7. The desire to measure the applied “impact relevance” of research – especially in relation to research funding and national research assessment exercises has inherent dangers for identifying and understanding high-quality research. For example, in the forthcoming UK research excellence framework, lower quality research for which there is good evidence of “impact” may be given a higher value than higher-quality outputs for which an “impact” case is less easy to make (http://bit.ly/y7cqPW). This shift towards the importance of research “impact” in defining research quality has the danger of encouraging researchers to pursue research relevant to short-term policy agendas rather than longer-term theoretical issues. The associated funding consequence is that research money will drift towards those organizations pursuing policy-relevant rather than theory-relevant research, with the former being inherently labile and dependent on changes in both governments and government policies.

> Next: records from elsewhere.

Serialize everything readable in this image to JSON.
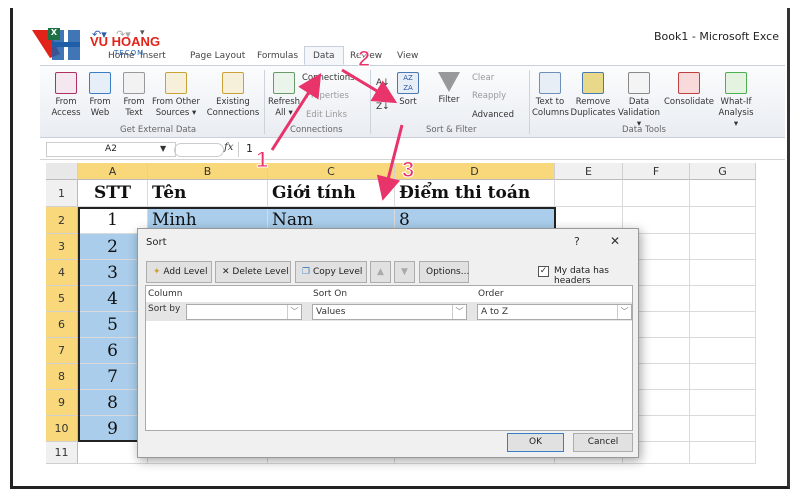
{
  "window": {
    "title": "Book1  -  Microsoft Exce"
  },
  "logo": {
    "text": "VU HOANG",
    "subtext": "TECOM"
  },
  "ribbon_tabs": [
    {
      "label": "Home"
    },
    {
      "label": "Insert"
    },
    {
      "label": "Page Layout"
    },
    {
      "label": "Formulas"
    },
    {
      "label": "Data",
      "active": true
    },
    {
      "label": "Review"
    },
    {
      "label": "View"
    }
  ],
  "ribbon": {
    "get_external": {
      "label": "Get External Data",
      "buttons": [
        {
          "l1": "From",
          "l2": "Access"
        },
        {
          "l1": "From",
          "l2": "Web"
        },
        {
          "l1": "From",
          "l2": "Text"
        },
        {
          "l1": "From Other",
          "l2": "Sources ▾"
        },
        {
          "l1": "Existing",
          "l2": "Connections"
        }
      ]
    },
    "connections": {
      "label": "Connections",
      "refresh": {
        "l1": "Refresh",
        "l2": "All ▾"
      },
      "items": [
        "Connections",
        "Properties",
        "Edit Links"
      ]
    },
    "sort_filter": {
      "label": "Sort & Filter",
      "sort": "Sort",
      "filter": "Filter",
      "items": [
        "Clear",
        "Reapply",
        "Advanced"
      ]
    },
    "data_tools": {
      "label": "Data Tools",
      "buttons": [
        {
          "l1": "Text to",
          "l2": "Columns"
        },
        {
          "l1": "Remove",
          "l2": "Duplicates"
        },
        {
          "l1": "Data",
          "l2": "Validation ▾"
        },
        {
          "l1": "Consolidate",
          "l2": ""
        },
        {
          "l1": "What-If",
          "l2": "Analysis ▾"
        }
      ]
    }
  },
  "formula_bar": {
    "name_box": "A2",
    "fx": "fx",
    "value": "1"
  },
  "sheet": {
    "columns": [
      "A",
      "B",
      "C",
      "D",
      "E",
      "F",
      "G"
    ],
    "rows": [
      "1",
      "2",
      "3",
      "4",
      "5",
      "6",
      "7",
      "8",
      "9",
      "10",
      "11"
    ],
    "header": [
      "STT",
      "Tên",
      "Giới tính",
      "Điểm thi toán"
    ],
    "row2": [
      "1",
      "Minh",
      "Nam",
      "8"
    ],
    "stt": [
      "2",
      "3",
      "4",
      "5",
      "6",
      "7",
      "8",
      "9"
    ]
  },
  "dialog": {
    "title": "Sort",
    "help": "?",
    "close": "✕",
    "add_level": "Add Level",
    "delete_level": "Delete Level",
    "copy_level": "Copy Level",
    "options": "Options...",
    "my_data_has_headers": "My data has headers",
    "headers_checked": true,
    "col_column": "Column",
    "col_sort_on": "Sort On",
    "col_order": "Order",
    "sort_by": "Sort by",
    "column_value": "",
    "sort_on_value": "Values",
    "order_value": "A to Z",
    "ok": "OK",
    "cancel": "Cancel"
  },
  "annotations": {
    "steps": [
      "1",
      "2",
      "3"
    ],
    "color": "#e8336b"
  }
}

8. Finally, when discussing whether funding is allocated in a way appropriate to optimizing scientific progress, there is the issue of whether we fund researchers when they’re past their best. Do we neglect those researchers in their productive prime who can add fresh zest and ideas into the scientific research process? Research productivity peaks at age 44 (or an average of 17 years after a researchers first publication), but research funding peaks at age 53 – suggesting productivity declines even as funding increases (http://bit.ly/yQUFis). It’s true, these are average statistics, but it would be interesting to know whether there are inherent factors in the funding process that favour past reputation over current productivity.
 Lawrence P A (2008) Lost in publication: How measurement harms science. Ethics in Science & Environmental Politics, 8, 9-11.
 Fang F C & Casadevall A (2011) Retracted science and the retraction index. Infection & Immunity. Doi: 10.1128/IAI.05661-11.
 Stapel D A & Lindenberg S (2011) Retraction. Science, 334, 1202.
 John K L, Loewenstein G & Prelec D (in press) Measuring the prevalence of questionable research practices with incentives for truth-telling. Psychological Science.
 Ioannidis J P A (2012) Why most published research findings are false. PLoS Medicine, doi/10.1371/journal.pmed.0020124
 Haslam N (2010) Bite-size science: Relative impact of short article formats. Perspectives on Psychological Science, 5, 263-264.
 Bertamini M & Munafo M R (2012) Bite-size science and its undesired side effects. Perspectives in Psychological Science, 7, 67-71.